El Verde – The best-known field station in PR, run by UPR Rio Piedras. Sits in the rainforest, and you can find seven (maybe eight?) species of anole there. $25 (dorms) or $35 (apartments) per night. Discounts for stays over one month. https://sites.google.com/a/ites.upr.edu/el-verde-field-station/
Mata de Platano – Secluded field station and nature reserve in the karst region of western PR, near Arecibo. Run by Interamerican University, Bayamón. Five species of anole on site, and two more within driving distance. There is a large cave on site where you can watch Puerto Rican boas hang like vines and snap at bats as they fly out. $25/night, discounts for stays over one month. http://bc.inter.edu/facultad/arodriguez/FieldStation/
Isla Magueyes – On the coast of southwestern PR in the Bosque Seco, run by UPR Mayaguez. I’ve only seen one anole species on site, but it’s only a 25 min drive to Guanica state forest and other places where you can find A. cooki and A. poncensis along with several other species. They have wet labs on site, including a sequencer. Dorms $15-$20 per night. http://www.uprm.edu/cima/magueyes.html
Jobos Bay Marine Reserve – On the eastern edge of the Bosque Seco in southern Puerto Rico, run by NOAA. It’s in a small town near Aguirre state forest. Three species can be caught near the station, with others a 20-40 min drive away. They have a wet lab on site. They have dorm rooms, and it is free (!) to stay there. They also have fellowships for graduate students who work in Aguirre or the coastal reserve. Stop into “Super Fried Chicken” for dinner, it’s awesome. http://www.nerrs.noaa.gov/Reserve.aspx?ResID=JOB
Is it difficult to camp while doing anole fieldwork?

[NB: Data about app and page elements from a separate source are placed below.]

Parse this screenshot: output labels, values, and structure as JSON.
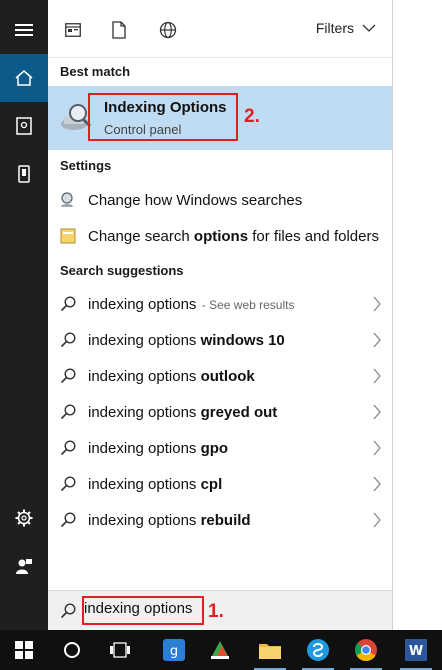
{
  "rail": {
    "items": [
      "menu-icon",
      "home-icon",
      "documents-icon",
      "mobile-icon",
      "settings-icon",
      "feedback-icon"
    ]
  },
  "toolbar": {
    "filters_label": "Filters",
    "icons": [
      "apps-filter-icon",
      "documents-filter-icon",
      "web-filter-icon"
    ]
  },
  "best_match": {
    "heading": "Best match",
    "title": "Indexing Options",
    "subtitle": "Control panel",
    "annotation": "2."
  },
  "settings": {
    "heading": "Settings",
    "items": [
      {
        "prefix": "Change how Windows searches",
        "bold": "",
        "suffix": ""
      },
      {
        "prefix": "Change search ",
        "bold": "options",
        "suffix": " for files and folders"
      }
    ]
  },
  "suggestions": {
    "heading": "Search suggestions",
    "items": [
      {
        "query": "indexing options",
        "bold": "",
        "hint": " - See web results"
      },
      {
        "query": "indexing options ",
        "bold": "windows 10",
        "hint": ""
      },
      {
        "query": "indexing options ",
        "bold": "outlook",
        "hint": ""
      },
      {
        "query": "indexing options ",
        "bold": "greyed out",
        "hint": ""
      },
      {
        "query": "indexing options ",
        "bold": "gpo",
        "hint": ""
      },
      {
        "query": "indexing options ",
        "bold": "cpl",
        "hint": ""
      },
      {
        "query": "indexing options ",
        "bold": "rebuild",
        "hint": ""
      }
    ]
  },
  "search": {
    "value": "indexing options",
    "annotation": "1."
  },
  "taskbar": {
    "items": [
      "windows-start-icon",
      "cortana-icon",
      "task-view-icon",
      "app-icon",
      "app-icon-2",
      "file-explorer-icon",
      "skype-icon",
      "chrome-icon",
      "word-icon"
    ]
  },
  "colors": {
    "accent": "#0b5a8a",
    "selection": "#bfdcf2",
    "annotation": "#e02020"
  }
}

There are pro’s and cons. The cons are if you need to use electronic equipment (like in my case a spectrophotometer), or want to keep lizards over a couple of days for other measurements, then it’s a good idea to bring them to a cool place with electricity. Also I am usually lizarding during the day and measuring/processing things at night, so having light and even, clean surfaces does make work more effective. Of course, the odd camping/exploration trip is cool – but I would recommend doing this on a day by day basis while leaving the majority of equipment somewhere safe.